Here is an example. This is a tall gentlemen with grease in his dark, straight hair. His hair is combed into a quiff on top, and is cut short on the back and sides. He is wearing a short, long sleeved, black leather jacket, with various pockets, that has a medium-sized collar. Underneath, he is wearing a white T-shirt. He is also wearing tight, black leather trousers, which are held up by a leather belt and large, square, silver buckle. On his feet are a pair of blue suede platform shoes. Wrapped around his face is a pair of black sunglasses, and there are several large rings on his fingers. Students draw the pictures. Let’s have a look at the results... The winner is…..[2]

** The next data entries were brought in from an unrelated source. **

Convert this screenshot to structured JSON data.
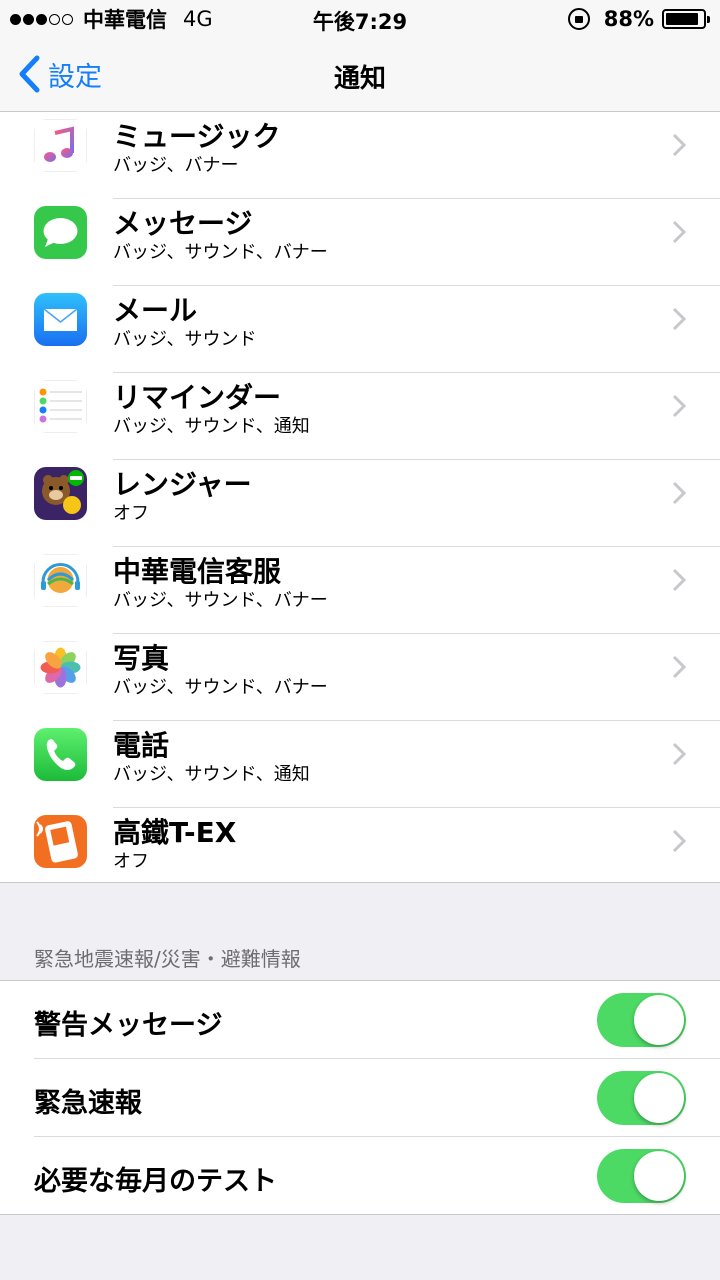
{
  "status_bar": {
    "carrier": "中華電信",
    "network": "4G",
    "time": "午後7:29",
    "battery": "88%",
    "battery_level": 0.88,
    "signal_dots": [
      true,
      true,
      true,
      false,
      false
    ]
  },
  "nav": {
    "back_label": "設定",
    "title": "通知"
  },
  "apps": [
    {
      "name": "ミュージック",
      "subtitle": "バッジ、バナー",
      "icon": "music-icon"
    },
    {
      "name": "メッセージ",
      "subtitle": "バッジ、サウンド、バナー",
      "icon": "messages-icon"
    },
    {
      "name": "メール",
      "subtitle": "バッジ、サウンド",
      "icon": "mail-icon"
    },
    {
      "name": "リマインダー",
      "subtitle": "バッジ、サウンド、通知",
      "icon": "reminders-icon"
    },
    {
      "name": "レンジャー",
      "subtitle": "オフ",
      "icon": "line-ranger-icon"
    },
    {
      "name": "中華電信客服",
      "subtitle": "バッジ、サウンド、バナー",
      "icon": "cht-service-icon"
    },
    {
      "name": "写真",
      "subtitle": "バッジ、サウンド、バナー",
      "icon": "photos-icon"
    },
    {
      "name": "電話",
      "subtitle": "バッジ、サウンド、通知",
      "icon": "phone-icon"
    },
    {
      "name": "高鐵T-EX",
      "subtitle": "オフ",
      "icon": "thsr-tex-icon"
    }
  ],
  "emergency_section": {
    "header": "緊急地震速報/災害・避難情報",
    "toggles": [
      {
        "label": "警告メッセージ",
        "on": true
      },
      {
        "label": "緊急速報",
        "on": true
      },
      {
        "label": "必要な毎月のテスト",
        "on": true
      }
    ]
  },
  "colors": {
    "accent": "#147efb",
    "toggle_on": "#4cd964"
  }
}
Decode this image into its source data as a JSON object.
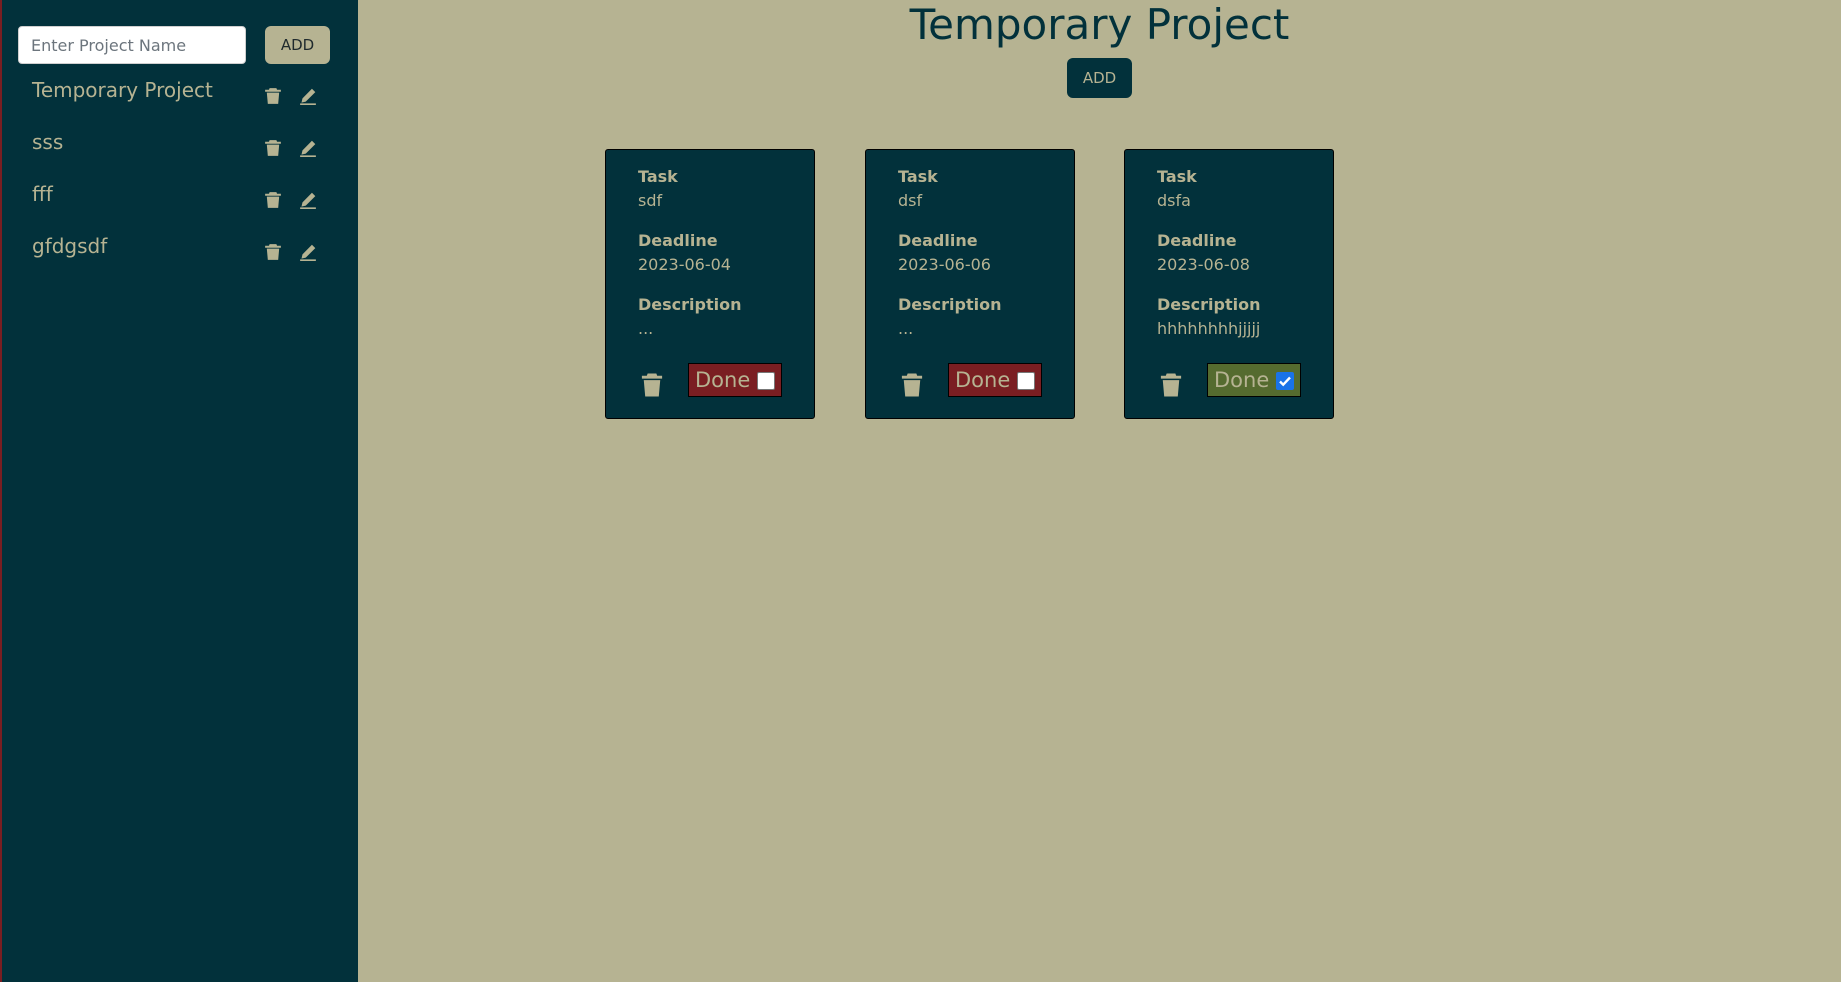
{
  "sidebar": {
    "input_placeholder": "Enter Project Name",
    "add_label": "ADD",
    "projects": [
      {
        "name": "Temporary Project"
      },
      {
        "name": "sss"
      },
      {
        "name": "fff"
      },
      {
        "name": "gfdgsdf"
      }
    ]
  },
  "main": {
    "title": "Temporary Project",
    "add_label": "ADD",
    "tasks": [
      {
        "task_label": "Task",
        "task": "sdf",
        "deadline_label": "Deadline",
        "deadline": "2023-06-04",
        "description_label": "Description",
        "description": "...",
        "done_label": "Done",
        "done": false
      },
      {
        "task_label": "Task",
        "task": "dsf",
        "deadline_label": "Deadline",
        "deadline": "2023-06-06",
        "description_label": "Description",
        "description": "...",
        "done_label": "Done",
        "done": false
      },
      {
        "task_label": "Task",
        "task": "dsfa",
        "deadline_label": "Deadline",
        "deadline": "2023-06-08",
        "description_label": "Description",
        "description": "hhhhhhhhjjjjj",
        "done_label": "Done",
        "done": true
      }
    ]
  },
  "colors": {
    "sidebar_bg": "#02313b",
    "page_bg": "#b6b392",
    "done_pending": "#7a1e22",
    "done_complete": "#556b2f"
  },
  "icons": [
    "trash-icon",
    "pencil-icon",
    "checkmark-icon"
  ]
}
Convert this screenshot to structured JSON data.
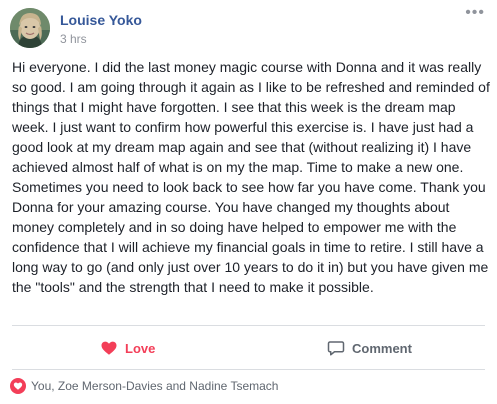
{
  "post": {
    "author_name": "Louise Yoko",
    "timestamp": "3 hrs",
    "text": "Hi everyone. I did the last money magic course with Donna and it was really so good. I am going through it again as I like to be refreshed and reminded of things that I might have forgotten. I see that this week is the dream map week. I just want to confirm how powerful this exercise is. I have just had a good look at my dream map again and see that (without realizing it) I have achieved almost half of what is on my the map. Time to make a new one. Sometimes you need to look back to see how far you have come. Thank you Donna for your amazing course. You have changed my thoughts about money completely and in so doing have helped to empower me with the confidence that I will achieve my financial goals in time to retire. I still have a long way to go (and only just over 10 years to do it in) but you have given me the \"tools\" and the strength that I need to make it possible."
  },
  "actions": {
    "love_label": "Love",
    "comment_label": "Comment"
  },
  "reactions": {
    "summary": "You, Zoe Merson-Davies and Nadine Tsemach"
  },
  "colors": {
    "author_link": "#365899",
    "love_accent": "#f33e58",
    "muted_text": "#90949c",
    "action_text": "#606770"
  },
  "icons": {
    "avatar": "avatar",
    "more": "more-options-icon",
    "love": "heart-icon",
    "comment": "comment-bubble-icon",
    "reaction_badge": "heart-reaction-icon"
  }
}
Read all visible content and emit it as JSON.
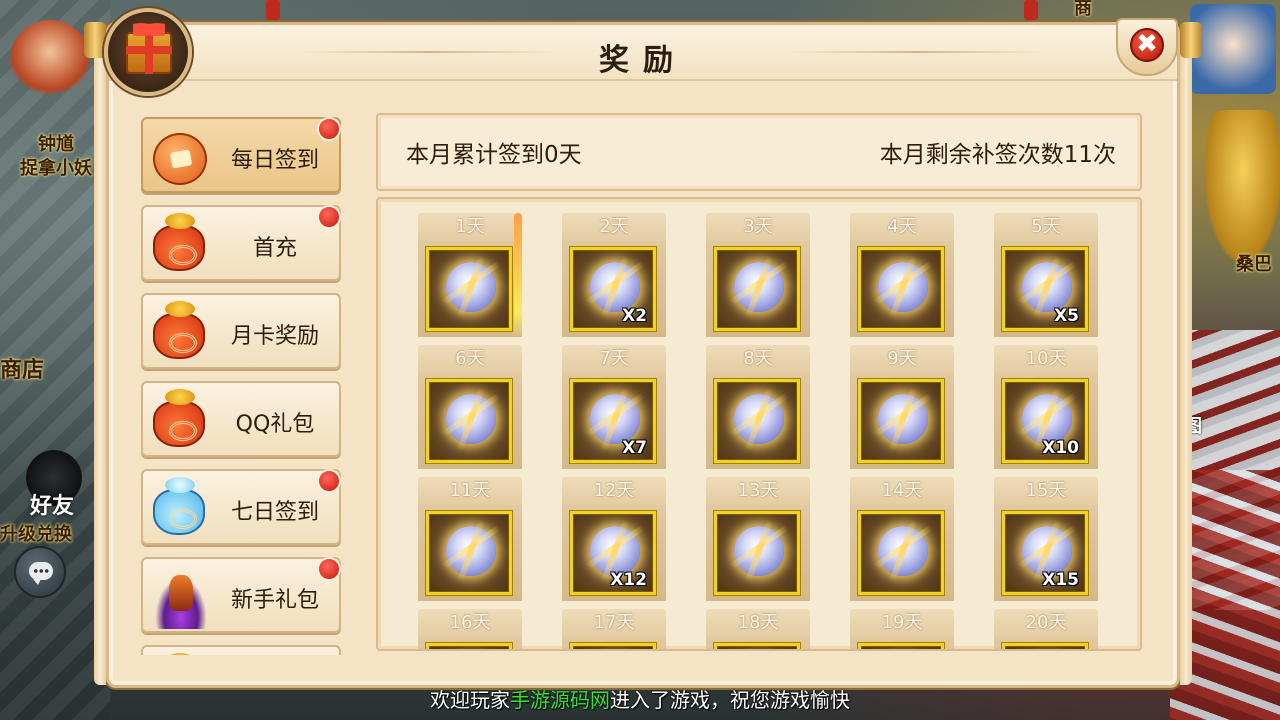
{
  "panel": {
    "title": "奖励",
    "close_label": "✖"
  },
  "background": {
    "labels": {
      "npc_name": "钟馗",
      "npc_task": "捉拿小妖",
      "shop": "商店",
      "friend": "好友",
      "upgrade": "升级兑换",
      "right_name": "桑巴",
      "right_map": "图",
      "top_partial": "商"
    }
  },
  "sidebar": {
    "items": [
      {
        "label": "每日签到",
        "icon": "red-envelope-icon",
        "badge": true,
        "active": true
      },
      {
        "label": "首充",
        "icon": "money-bag-icon",
        "badge": true,
        "active": false
      },
      {
        "label": "月卡奖励",
        "icon": "money-bag-icon",
        "badge": false,
        "active": false
      },
      {
        "label": "QQ礼包",
        "icon": "money-bag-icon",
        "badge": false,
        "active": false
      },
      {
        "label": "七日签到",
        "icon": "blue-bag-icon",
        "badge": true,
        "active": false
      },
      {
        "label": "新手礼包",
        "icon": "crystal-icon",
        "badge": true,
        "active": false
      },
      {
        "label": "",
        "icon": "money-bag-icon",
        "badge": false,
        "active": false
      }
    ]
  },
  "info": {
    "monthly_count": "本月累计签到0天",
    "remaining_resign": "本月剩余补签次数11次"
  },
  "days": [
    {
      "label": "1天",
      "qty": "",
      "highlight": true
    },
    {
      "label": "2天",
      "qty": "X2"
    },
    {
      "label": "3天",
      "qty": ""
    },
    {
      "label": "4天",
      "qty": ""
    },
    {
      "label": "5天",
      "qty": "X5"
    },
    {
      "label": "6天",
      "qty": ""
    },
    {
      "label": "7天",
      "qty": "X7"
    },
    {
      "label": "8天",
      "qty": ""
    },
    {
      "label": "9天",
      "qty": ""
    },
    {
      "label": "10天",
      "qty": "X10"
    },
    {
      "label": "11天",
      "qty": ""
    },
    {
      "label": "12天",
      "qty": "X12"
    },
    {
      "label": "13天",
      "qty": ""
    },
    {
      "label": "14天",
      "qty": ""
    },
    {
      "label": "15天",
      "qty": "X15"
    },
    {
      "label": "16天",
      "qty": ""
    },
    {
      "label": "17天",
      "qty": ""
    },
    {
      "label": "18天",
      "qty": ""
    },
    {
      "label": "19天",
      "qty": ""
    },
    {
      "label": "20天",
      "qty": ""
    }
  ],
  "system_message": {
    "prefix": "欢迎玩家",
    "player": "手游源码网",
    "suffix": "进入了游戏，祝您游戏愉快"
  },
  "colors": {
    "accent_gold": "#f3d321",
    "badge_red": "#c8140a",
    "highlight_green": "#35e23a"
  }
}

[1] Eraser (noun) ($) this is an object for rubbing out, or removing pencil marks from a page. The more common noun in British English is a rubber, but this is also the ‘nickname’ for a type of contraception -the condom- in the USA. Americans tend to understand less the differences in vocabulary from the other side of the Atlantic, whereas Britain is saturated with American television and films, and most Brits have a sound knowledge of American vocab. It will be better to get a little embarrassed reading, this that making a big mistake when you go to study in the states.

[2] The winner is …..the team whose picture most closely resembles Elvis Presley, the King of Rock’n’roll in his Comeback Special, that was televised in 1968.

Classroom game for EFL TEFL ELT ESOL TESOL students of English



Divide students into two groups. Each group takes it in turn to ask the other questions. 

You can play without a board or teacher can draw a tic-tac-toe (noughts and crosses) on the board, etc. 

Teacher's Resources for EFL, ESL, ELT. Dependent Prepositions game